BEIJING (Reuters) - China will boost gun training for police in its capital Beijing, a senior security official said, as it braces for what it calls an upsurge in militant violence around the country.
The vice minister of public security and head of Beijing's Public Security Bureau, Fu Zhenghua, urged officers to increase security in the city as he visited police stations and SWAT checkpoints along Beijing's main thoroughfare, Chang'an Avenue, on Saturday.
Police must be ready to "deal a deadly blow to enemies at the critical time", the official Xinhua news agency cited Fu as saying in a report on Sunday.
Chinese police do not always carry firearms, but top leaders have warned that security threats are mounting.
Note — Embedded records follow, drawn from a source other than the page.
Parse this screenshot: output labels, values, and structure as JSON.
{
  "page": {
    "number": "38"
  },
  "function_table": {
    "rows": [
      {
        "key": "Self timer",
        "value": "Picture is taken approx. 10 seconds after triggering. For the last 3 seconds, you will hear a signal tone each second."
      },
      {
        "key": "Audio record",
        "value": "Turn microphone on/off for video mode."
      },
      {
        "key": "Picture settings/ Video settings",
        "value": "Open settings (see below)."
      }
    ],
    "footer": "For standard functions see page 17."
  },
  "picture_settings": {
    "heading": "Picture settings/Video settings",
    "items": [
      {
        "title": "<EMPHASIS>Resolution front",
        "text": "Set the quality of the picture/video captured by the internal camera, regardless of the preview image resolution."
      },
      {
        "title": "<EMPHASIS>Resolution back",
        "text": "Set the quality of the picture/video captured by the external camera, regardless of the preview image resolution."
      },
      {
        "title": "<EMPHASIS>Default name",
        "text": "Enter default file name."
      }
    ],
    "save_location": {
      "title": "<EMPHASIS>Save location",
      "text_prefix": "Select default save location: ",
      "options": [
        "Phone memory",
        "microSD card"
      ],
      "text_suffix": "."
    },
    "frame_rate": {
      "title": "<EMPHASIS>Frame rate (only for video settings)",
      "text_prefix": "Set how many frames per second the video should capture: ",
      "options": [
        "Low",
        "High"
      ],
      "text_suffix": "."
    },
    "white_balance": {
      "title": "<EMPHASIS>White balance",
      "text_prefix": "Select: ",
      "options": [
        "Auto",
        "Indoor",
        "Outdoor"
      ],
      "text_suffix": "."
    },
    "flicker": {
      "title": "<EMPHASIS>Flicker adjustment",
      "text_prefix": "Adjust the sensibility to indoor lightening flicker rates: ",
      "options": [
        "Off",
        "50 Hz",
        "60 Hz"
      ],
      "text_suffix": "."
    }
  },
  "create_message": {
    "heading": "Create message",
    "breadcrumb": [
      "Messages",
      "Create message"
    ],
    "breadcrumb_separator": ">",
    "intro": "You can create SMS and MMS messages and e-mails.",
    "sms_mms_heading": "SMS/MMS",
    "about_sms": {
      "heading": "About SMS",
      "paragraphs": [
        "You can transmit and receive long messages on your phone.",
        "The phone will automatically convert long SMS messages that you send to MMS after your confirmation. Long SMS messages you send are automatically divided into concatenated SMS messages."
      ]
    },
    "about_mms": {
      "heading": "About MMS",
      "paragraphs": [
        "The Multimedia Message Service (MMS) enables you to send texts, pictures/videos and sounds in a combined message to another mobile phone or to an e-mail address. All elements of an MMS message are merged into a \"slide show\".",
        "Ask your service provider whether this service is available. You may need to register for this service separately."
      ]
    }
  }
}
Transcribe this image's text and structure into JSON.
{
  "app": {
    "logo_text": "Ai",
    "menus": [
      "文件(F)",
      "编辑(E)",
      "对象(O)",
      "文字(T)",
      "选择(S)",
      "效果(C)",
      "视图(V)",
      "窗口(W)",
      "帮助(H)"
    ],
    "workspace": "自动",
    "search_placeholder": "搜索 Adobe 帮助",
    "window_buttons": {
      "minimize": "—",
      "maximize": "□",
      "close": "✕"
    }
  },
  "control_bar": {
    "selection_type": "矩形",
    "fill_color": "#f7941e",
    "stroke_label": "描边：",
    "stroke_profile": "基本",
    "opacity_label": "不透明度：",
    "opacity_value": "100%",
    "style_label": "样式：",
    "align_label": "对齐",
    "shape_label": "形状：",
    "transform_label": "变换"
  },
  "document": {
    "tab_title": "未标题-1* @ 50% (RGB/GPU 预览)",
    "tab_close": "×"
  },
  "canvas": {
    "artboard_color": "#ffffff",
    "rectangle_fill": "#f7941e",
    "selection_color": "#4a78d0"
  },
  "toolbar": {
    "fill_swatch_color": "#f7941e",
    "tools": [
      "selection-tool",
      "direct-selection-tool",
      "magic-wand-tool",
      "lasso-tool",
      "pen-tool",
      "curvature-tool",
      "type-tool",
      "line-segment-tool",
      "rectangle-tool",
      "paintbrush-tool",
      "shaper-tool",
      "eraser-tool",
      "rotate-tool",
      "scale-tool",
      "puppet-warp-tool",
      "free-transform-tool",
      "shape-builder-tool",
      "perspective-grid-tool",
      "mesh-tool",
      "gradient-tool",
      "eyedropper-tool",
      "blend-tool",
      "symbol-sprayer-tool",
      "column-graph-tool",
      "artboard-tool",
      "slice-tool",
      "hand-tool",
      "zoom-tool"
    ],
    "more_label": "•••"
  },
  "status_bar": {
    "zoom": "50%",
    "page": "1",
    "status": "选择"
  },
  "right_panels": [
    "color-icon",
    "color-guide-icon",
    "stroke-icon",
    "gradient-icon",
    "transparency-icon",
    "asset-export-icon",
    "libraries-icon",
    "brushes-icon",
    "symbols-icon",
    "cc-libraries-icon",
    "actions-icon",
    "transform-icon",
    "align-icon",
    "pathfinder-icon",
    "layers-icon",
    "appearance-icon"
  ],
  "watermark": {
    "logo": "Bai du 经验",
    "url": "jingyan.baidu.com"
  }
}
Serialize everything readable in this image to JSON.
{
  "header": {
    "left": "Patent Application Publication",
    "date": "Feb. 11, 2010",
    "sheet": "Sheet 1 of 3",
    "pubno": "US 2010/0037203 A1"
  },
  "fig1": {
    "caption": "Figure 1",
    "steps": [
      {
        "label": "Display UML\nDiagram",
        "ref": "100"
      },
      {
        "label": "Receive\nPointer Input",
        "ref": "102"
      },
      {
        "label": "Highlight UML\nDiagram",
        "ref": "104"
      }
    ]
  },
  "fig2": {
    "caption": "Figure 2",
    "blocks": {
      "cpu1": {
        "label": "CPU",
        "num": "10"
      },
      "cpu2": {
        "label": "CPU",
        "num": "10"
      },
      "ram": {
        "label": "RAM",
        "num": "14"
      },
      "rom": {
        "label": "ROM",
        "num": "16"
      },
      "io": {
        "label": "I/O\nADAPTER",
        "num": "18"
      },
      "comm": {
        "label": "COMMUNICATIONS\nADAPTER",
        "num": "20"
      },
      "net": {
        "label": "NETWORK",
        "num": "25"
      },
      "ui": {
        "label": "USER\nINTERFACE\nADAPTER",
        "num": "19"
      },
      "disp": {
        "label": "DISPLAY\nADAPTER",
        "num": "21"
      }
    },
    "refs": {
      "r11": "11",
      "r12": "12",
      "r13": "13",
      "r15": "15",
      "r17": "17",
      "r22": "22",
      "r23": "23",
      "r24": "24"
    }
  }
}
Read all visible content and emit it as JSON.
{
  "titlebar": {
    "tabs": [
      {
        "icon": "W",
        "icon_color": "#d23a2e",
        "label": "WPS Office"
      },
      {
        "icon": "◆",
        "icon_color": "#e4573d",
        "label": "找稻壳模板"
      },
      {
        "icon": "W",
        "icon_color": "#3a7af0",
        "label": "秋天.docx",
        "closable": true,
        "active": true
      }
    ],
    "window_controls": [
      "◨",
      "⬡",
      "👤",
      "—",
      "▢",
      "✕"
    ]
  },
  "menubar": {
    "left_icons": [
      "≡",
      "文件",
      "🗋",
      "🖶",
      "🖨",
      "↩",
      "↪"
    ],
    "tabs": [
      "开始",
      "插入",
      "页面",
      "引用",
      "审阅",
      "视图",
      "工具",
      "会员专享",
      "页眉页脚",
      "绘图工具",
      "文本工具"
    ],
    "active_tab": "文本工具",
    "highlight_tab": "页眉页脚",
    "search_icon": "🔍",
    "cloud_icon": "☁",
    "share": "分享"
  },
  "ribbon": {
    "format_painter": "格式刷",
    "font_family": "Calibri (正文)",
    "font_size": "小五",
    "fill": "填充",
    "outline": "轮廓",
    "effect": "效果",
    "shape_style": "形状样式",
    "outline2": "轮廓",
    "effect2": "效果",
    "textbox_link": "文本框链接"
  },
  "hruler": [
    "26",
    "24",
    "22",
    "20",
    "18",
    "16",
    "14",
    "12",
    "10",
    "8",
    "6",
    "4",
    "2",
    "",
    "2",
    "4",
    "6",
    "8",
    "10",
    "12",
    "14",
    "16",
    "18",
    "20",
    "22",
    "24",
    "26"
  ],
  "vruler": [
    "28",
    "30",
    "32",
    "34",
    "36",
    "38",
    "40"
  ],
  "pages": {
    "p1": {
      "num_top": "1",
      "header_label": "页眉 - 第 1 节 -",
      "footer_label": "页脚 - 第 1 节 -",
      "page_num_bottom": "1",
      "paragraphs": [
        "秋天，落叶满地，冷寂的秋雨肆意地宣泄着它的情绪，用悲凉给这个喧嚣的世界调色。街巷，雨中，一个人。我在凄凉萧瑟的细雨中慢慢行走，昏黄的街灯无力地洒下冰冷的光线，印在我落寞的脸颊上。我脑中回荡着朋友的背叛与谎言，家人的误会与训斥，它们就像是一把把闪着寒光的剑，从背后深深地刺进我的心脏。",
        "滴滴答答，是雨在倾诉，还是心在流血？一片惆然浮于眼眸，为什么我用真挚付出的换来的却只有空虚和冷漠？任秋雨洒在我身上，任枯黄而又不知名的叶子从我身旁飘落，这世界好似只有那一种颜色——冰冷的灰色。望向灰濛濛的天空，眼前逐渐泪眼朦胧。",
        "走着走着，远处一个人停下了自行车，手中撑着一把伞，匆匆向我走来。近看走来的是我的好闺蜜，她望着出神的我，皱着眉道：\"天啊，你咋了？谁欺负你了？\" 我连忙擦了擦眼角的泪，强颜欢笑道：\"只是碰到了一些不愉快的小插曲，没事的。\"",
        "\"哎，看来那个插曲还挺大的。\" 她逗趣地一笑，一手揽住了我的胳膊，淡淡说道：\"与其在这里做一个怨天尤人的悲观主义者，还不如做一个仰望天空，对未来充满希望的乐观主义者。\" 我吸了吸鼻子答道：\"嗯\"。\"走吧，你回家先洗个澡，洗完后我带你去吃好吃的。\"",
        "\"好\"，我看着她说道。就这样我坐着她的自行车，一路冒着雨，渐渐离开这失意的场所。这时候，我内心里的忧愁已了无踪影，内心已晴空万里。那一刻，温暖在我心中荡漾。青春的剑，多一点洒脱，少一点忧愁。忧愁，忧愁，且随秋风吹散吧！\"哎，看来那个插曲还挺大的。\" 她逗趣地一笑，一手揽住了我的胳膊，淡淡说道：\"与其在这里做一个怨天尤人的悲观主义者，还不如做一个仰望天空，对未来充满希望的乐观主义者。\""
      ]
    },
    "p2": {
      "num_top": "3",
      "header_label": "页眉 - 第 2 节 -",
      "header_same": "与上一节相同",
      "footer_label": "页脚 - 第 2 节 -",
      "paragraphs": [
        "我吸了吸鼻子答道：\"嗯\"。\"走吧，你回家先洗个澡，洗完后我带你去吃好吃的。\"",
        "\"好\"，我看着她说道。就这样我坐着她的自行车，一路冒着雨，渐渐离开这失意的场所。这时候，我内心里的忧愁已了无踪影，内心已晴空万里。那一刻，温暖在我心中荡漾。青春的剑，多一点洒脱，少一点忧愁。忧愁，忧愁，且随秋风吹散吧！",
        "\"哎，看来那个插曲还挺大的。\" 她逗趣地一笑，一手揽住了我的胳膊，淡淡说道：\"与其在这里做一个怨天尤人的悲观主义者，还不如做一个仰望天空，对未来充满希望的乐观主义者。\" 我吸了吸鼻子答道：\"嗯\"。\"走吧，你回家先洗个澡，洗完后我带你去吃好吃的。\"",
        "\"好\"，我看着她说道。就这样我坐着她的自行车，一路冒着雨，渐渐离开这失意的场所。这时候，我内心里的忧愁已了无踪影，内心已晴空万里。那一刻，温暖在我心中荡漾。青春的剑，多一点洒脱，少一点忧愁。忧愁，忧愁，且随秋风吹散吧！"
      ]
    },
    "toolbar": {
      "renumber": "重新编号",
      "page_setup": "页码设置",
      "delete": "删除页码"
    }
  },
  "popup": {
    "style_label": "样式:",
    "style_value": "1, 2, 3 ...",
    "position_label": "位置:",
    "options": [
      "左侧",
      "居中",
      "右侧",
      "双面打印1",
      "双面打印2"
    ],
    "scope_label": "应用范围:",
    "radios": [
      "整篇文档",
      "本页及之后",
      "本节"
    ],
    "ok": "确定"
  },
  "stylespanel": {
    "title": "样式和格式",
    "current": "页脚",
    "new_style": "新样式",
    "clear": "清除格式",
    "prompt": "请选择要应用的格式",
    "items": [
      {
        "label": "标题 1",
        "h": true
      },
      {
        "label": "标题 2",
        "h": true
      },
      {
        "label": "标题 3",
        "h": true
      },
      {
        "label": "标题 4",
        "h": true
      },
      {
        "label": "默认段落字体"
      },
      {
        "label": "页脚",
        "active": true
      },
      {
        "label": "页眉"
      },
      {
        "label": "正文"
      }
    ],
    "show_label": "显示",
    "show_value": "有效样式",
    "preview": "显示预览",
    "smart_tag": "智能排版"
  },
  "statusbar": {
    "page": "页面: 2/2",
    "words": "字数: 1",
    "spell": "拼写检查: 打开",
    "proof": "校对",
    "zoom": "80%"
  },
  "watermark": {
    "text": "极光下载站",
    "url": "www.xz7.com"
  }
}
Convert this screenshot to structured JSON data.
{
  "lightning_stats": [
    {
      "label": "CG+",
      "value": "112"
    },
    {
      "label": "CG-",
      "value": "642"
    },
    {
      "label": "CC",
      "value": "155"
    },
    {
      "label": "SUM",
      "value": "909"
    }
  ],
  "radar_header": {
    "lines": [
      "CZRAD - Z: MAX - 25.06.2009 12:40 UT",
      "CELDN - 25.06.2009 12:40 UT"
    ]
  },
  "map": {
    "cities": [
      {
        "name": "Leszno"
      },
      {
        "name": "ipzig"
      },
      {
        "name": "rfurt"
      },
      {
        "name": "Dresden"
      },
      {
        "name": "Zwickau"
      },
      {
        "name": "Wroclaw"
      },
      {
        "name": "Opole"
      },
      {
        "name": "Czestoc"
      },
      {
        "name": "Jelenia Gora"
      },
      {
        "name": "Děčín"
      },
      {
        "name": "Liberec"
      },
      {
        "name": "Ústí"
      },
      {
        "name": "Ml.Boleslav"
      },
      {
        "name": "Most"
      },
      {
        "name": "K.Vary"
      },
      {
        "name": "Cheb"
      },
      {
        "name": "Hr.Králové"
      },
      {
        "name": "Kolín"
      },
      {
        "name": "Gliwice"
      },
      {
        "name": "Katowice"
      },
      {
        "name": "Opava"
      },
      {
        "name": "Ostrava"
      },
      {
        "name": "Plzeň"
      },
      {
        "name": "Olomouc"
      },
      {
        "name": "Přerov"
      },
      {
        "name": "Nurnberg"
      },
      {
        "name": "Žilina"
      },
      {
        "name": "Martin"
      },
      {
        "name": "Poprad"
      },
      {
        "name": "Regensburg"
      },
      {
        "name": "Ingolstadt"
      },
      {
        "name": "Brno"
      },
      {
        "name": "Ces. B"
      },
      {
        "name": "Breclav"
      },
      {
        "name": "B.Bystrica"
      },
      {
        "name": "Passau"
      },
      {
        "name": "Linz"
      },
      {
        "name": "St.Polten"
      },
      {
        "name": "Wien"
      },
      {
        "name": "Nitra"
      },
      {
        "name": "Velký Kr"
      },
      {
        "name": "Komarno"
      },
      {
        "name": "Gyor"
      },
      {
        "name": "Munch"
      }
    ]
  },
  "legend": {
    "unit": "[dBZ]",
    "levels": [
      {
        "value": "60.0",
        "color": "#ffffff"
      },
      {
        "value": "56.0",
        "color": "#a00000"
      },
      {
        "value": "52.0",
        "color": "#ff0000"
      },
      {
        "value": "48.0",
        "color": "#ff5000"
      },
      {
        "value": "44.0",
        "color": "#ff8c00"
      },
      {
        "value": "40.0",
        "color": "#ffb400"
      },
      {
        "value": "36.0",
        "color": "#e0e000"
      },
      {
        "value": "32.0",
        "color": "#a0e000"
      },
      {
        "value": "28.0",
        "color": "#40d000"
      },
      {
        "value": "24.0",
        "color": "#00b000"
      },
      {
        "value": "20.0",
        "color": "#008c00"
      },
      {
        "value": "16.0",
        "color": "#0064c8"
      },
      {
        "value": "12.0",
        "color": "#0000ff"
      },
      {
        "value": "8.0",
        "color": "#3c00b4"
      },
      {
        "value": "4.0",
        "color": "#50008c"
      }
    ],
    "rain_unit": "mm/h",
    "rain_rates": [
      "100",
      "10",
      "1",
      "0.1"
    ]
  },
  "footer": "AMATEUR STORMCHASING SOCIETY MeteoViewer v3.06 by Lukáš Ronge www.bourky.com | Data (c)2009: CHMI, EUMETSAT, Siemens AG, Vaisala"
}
Police in Beijing have already stepped up armed patrols after five people were killed and 40 hurt when a car plowed into a crowd and burst into flames near Tiananmen Square last October. The dead included three people in the car identified by authorities as Islamists from the western region of Xinjiang.
Xinjiang is the home of Muslim Uighurs who speak a Turkic language. China has blamed previous attacks on Islamists it says seek to establish an independent state there called East Turkestan.
Around 200 people have died in attacks blamed on Xinjiang militants in China in the last year or so, and the authorities have launched a campaign to stop the unrest, detaining hundreds and executing many others.
China will host an APEC summit on the outskirts of Beijing in November. This will draw heads of state and government from around the Asia Pacific region in one of the highest profile events to be held there since the 2008 Olympic Games.
(Reporting by Michael Martina; Editing by Stephen Powell)